[Ed.: The title is a typo. I was struck by the beauty of Harvard Business School's Chapel of the Class of 1959, of the koi pond and the wonderful couple warming up in the sun under the humid, pyramidal roof on what was otherwise a miserable twenty degree afternoon on Harvard's North Allston campus. I saw the man leave soon after, walking towards a classroom - he could have been a professor, or student, or neighborhood resident, or anyone, with medditeranean olive skin and a wizened face and wonderfully patient mannerisms - and I wish I'd talk to him, as it took me a minute to realize that he was not judging me, but rather appreciating that I was appreciating the space as well as I photographed the pews of the chapel. The wrought-iron door had to be ten feet tall but was opened and closed by him seamlessly. There was some beautiful knowledge and strength hidden in his frailty. Or he used a button somewhere.]

20:16 from 1/30/23, 15:31: "we all deserve to be taken on walks"

A woman walked by me in Allston's Ringer Park, walking her small dog (or puppy?) as she said this over the phone. She either nodded or revealed a curt smile - I can't recall which - in that dispassionate Boston act of acknowledgement, one I still don't entirely understand, not even after having lived in the place for four years. Anywhere else, the gesture would be an acknowledgement of some kind of shared misery; the Boston acknowledgement feels almost as if tension with strangers isn't flirtatious, but painful and depressing. My roommate is a New England native. He tells me that people are just in their own worlds, living their own lives, doing their own thing. Other transplants from west to east coast have told me through a sort of social meme that Boston people are kind, but not nice, and that California is nice but not kind.
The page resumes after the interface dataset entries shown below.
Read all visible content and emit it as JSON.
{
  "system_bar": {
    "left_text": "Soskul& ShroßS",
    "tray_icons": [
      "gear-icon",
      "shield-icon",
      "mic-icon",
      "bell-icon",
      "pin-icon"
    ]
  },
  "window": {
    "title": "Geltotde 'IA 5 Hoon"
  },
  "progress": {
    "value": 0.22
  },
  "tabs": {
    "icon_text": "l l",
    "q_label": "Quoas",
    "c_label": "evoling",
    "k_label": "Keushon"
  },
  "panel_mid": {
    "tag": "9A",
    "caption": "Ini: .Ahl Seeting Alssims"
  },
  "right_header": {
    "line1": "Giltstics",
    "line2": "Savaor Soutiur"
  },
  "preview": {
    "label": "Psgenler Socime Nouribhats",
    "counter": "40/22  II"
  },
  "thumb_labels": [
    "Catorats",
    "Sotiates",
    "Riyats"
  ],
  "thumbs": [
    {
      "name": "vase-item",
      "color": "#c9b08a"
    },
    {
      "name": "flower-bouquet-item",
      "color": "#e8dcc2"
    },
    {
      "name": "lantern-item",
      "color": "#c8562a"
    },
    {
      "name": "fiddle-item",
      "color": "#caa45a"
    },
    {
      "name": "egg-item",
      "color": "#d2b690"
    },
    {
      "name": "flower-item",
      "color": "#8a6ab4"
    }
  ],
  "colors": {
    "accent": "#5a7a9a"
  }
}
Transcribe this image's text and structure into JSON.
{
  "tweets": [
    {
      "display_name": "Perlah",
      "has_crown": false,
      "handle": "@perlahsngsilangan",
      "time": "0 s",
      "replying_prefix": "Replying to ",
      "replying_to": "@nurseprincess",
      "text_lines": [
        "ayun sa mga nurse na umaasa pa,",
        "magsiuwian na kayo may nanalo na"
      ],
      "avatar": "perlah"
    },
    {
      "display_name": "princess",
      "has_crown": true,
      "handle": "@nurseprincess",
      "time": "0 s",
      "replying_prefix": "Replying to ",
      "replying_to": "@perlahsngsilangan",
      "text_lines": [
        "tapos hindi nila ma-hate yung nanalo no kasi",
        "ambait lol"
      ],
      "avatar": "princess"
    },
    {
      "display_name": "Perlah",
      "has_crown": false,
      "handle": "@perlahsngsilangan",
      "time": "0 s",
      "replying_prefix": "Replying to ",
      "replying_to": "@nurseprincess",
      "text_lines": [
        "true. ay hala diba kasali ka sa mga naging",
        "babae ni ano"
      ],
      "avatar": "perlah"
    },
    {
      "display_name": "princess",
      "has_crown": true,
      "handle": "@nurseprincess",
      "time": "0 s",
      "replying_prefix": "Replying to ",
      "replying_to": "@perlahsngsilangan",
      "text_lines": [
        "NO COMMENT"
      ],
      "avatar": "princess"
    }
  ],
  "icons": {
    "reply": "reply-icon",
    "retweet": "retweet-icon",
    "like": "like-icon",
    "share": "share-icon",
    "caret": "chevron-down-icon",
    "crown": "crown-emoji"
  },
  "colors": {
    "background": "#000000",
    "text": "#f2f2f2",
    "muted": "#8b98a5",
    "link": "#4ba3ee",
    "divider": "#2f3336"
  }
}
I believe that San Francisco's cutthroat private high schools or Los Angeles' theater drama is that cutthroat, full of the backhand compliments we all grew up watching on Disney channel or Flubber or Mean Girls that have been assimilated by our culture one way or another. My own upbringing, though, was modest and quiet and shy and kind - truly kind - so I worry about others from the west who weren't truly loved and whether the east coast mirrors that discomfort. Strangers to me today are friends I have yet to meet, so to discomfort and distrust so publicly scares me. My roommate is one of the kindest and most welcoming people to strangers I have ever met; this trait has made his life so beautiful, now that he's surrounded by this cornocopia of skate kids and rejects and music culture and personality that seems to revolve around him with trust and empathy. He's been around for me for five years. Thanks, Arman.

21:21 how to defeat an idea [16:17 today]

  • our brains have a lot of ideas
  • we have to try to kill as many as we can to get them out of our brains
  • the ones that survive we should have the conviction to realize

2023-02-12

Receiving pushes... (requires JavaScript)
Loading context... (requires JavaScript)